This new right-wing “movement” will turn on Republicans who oppose them as well.
Maybe it’s time that the media start exposing Robert Mercer and his like-minded cohorts to public scrutiny as to what they believe and what they are after.
Back to the Times report:
“No think tank has tied this together as an intellectual construct — this populist, nationalist movement,” Mr. Bannon said in an interview, noting how dismissive and often hostile Washington’s conservative ideas machine was to Mr. Trump. “There is still a massive void.”
Today the work of these outsider conservatives is closely read at the White House. The publisher of American Greatness was part of a group of conservative journalists who recently met with the president.
West Wing aides speak their lingo. They were delighted this year to hear Mr. Bannon call for the dismantling of “the administrative state.”
We have too many right-wing billionaires like Robert Mercer, Dick and Betsy DeVos, the Koch brothers, etc. who are using their wealth in our money-driven political system to gain power — but to what purpose?

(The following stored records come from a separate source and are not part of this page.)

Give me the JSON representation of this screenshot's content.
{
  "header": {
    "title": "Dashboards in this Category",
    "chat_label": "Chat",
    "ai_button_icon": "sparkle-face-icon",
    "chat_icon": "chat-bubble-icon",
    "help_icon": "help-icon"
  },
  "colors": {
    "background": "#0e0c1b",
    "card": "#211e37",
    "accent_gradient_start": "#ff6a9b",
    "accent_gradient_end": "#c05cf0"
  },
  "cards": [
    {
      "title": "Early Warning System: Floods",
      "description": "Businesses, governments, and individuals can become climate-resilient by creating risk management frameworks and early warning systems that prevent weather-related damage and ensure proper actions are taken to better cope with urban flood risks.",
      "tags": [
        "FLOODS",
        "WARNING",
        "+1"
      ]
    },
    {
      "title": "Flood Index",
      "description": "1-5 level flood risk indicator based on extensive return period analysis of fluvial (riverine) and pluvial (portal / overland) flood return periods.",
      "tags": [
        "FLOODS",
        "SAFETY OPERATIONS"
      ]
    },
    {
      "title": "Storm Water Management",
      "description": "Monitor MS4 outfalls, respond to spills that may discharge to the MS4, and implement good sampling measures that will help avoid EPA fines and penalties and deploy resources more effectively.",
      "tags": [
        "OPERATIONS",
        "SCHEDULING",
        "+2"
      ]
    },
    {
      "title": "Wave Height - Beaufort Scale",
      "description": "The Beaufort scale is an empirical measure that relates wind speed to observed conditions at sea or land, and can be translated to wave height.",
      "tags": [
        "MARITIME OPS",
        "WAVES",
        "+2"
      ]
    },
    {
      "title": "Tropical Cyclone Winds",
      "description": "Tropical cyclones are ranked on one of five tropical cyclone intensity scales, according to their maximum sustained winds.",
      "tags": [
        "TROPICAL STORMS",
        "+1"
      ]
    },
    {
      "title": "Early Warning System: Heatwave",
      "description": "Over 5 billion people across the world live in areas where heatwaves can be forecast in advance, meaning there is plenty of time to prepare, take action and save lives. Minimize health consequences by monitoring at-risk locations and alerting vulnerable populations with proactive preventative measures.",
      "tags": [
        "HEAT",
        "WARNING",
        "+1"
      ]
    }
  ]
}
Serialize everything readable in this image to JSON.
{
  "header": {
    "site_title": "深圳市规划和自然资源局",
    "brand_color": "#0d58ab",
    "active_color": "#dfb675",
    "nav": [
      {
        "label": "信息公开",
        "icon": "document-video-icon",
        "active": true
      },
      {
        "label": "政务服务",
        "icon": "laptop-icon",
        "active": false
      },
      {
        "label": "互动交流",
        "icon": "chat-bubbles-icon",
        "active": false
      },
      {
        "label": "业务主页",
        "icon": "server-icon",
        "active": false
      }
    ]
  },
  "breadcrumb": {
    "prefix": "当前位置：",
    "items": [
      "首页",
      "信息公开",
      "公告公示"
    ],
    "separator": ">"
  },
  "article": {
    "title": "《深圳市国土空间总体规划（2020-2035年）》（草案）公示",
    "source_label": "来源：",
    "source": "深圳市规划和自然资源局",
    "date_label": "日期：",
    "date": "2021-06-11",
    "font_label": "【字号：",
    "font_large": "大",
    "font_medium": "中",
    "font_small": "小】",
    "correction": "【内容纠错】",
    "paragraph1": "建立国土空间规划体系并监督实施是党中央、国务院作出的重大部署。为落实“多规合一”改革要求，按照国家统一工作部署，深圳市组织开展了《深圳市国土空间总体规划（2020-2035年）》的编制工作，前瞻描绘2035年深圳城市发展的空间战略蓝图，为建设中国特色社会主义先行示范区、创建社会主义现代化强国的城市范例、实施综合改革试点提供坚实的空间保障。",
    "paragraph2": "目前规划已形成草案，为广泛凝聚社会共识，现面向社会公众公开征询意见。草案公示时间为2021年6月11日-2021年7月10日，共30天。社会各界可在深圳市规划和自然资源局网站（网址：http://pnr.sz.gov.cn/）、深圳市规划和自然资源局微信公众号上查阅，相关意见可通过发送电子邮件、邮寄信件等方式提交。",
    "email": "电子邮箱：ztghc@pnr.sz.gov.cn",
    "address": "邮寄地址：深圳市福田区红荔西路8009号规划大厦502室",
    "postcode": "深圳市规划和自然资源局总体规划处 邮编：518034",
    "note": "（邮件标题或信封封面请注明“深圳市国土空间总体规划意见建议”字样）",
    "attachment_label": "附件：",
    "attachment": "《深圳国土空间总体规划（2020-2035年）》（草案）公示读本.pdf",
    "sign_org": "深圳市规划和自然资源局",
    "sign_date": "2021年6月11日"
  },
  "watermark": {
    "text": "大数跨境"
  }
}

What is their ultimate objective? We need answers to these questions.